## Recorded information:
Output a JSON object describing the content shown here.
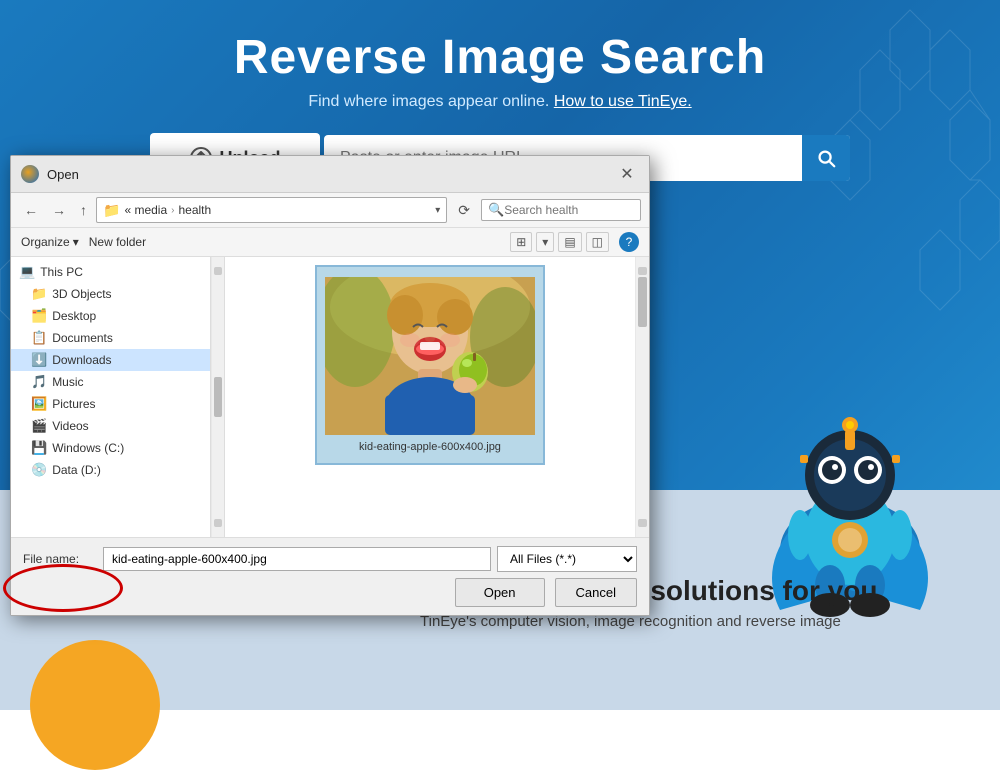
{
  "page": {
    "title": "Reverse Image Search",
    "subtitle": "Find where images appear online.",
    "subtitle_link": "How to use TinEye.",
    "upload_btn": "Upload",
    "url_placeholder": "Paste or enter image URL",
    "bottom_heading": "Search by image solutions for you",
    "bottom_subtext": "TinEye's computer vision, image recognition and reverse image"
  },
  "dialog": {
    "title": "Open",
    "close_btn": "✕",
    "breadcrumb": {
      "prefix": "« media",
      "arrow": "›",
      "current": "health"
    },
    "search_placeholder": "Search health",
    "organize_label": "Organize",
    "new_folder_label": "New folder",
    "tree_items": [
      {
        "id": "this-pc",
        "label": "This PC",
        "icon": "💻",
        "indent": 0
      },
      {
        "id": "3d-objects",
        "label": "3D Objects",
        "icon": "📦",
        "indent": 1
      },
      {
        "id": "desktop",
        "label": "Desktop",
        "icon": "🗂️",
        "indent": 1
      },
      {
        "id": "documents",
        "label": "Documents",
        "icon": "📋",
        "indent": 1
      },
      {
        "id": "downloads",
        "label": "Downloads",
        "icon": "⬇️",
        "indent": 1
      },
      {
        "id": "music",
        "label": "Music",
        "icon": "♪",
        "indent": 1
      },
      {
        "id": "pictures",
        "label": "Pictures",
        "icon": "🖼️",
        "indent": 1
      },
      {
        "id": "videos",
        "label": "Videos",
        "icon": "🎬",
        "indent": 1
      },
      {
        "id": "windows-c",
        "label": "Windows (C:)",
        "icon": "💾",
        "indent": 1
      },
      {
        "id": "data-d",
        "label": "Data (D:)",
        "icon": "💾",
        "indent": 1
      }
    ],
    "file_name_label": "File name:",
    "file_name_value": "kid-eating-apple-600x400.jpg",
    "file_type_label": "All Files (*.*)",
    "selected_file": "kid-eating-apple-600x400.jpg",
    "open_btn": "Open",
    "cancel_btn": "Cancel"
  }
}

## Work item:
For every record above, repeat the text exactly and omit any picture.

## Your response:
Output a JSON object describing the content shown here.
{
  "page": {
    "title": "Reverse Image Search",
    "subtitle": "Find where images appear online.",
    "subtitle_link": "How to use TinEye.",
    "upload_btn": "Upload",
    "url_placeholder": "Paste or enter image URL",
    "bottom_heading": "Search by image solutions for you",
    "bottom_subtext": "TinEye's computer vision, image recognition and reverse image"
  },
  "dialog": {
    "title": "Open",
    "close_btn": "✕",
    "breadcrumb": {
      "prefix": "« media",
      "arrow": "›",
      "current": "health"
    },
    "search_placeholder": "Search health",
    "organize_label": "Organize",
    "new_folder_label": "New folder",
    "tree_items": [
      {
        "id": "this-pc",
        "label": "This PC",
        "icon": "💻",
        "indent": 0
      },
      {
        "id": "3d-objects",
        "label": "3D Objects",
        "icon": "📦",
        "indent": 1
      },
      {
        "id": "desktop",
        "label": "Desktop",
        "icon": "🗂️",
        "indent": 1
      },
      {
        "id": "documents",
        "label": "Documents",
        "icon": "📋",
        "indent": 1
      },
      {
        "id": "downloads",
        "label": "Downloads",
        "icon": "⬇️",
        "indent": 1
      },
      {
        "id": "music",
        "label": "Music",
        "icon": "♪",
        "indent": 1
      },
      {
        "id": "pictures",
        "label": "Pictures",
        "icon": "🖼️",
        "indent": 1
      },
      {
        "id": "videos",
        "label": "Videos",
        "icon": "🎬",
        "indent": 1
      },
      {
        "id": "windows-c",
        "label": "Windows (C:)",
        "icon": "💾",
        "indent": 1
      },
      {
        "id": "data-d",
        "label": "Data (D:)",
        "icon": "💾",
        "indent": 1
      }
    ],
    "file_name_label": "File name:",
    "file_name_value": "kid-eating-apple-600x400.jpg",
    "file_type_label": "All Files (*.*)",
    "selected_file": "kid-eating-apple-600x400.jpg",
    "open_btn": "Open",
    "cancel_btn": "Cancel"
  }
}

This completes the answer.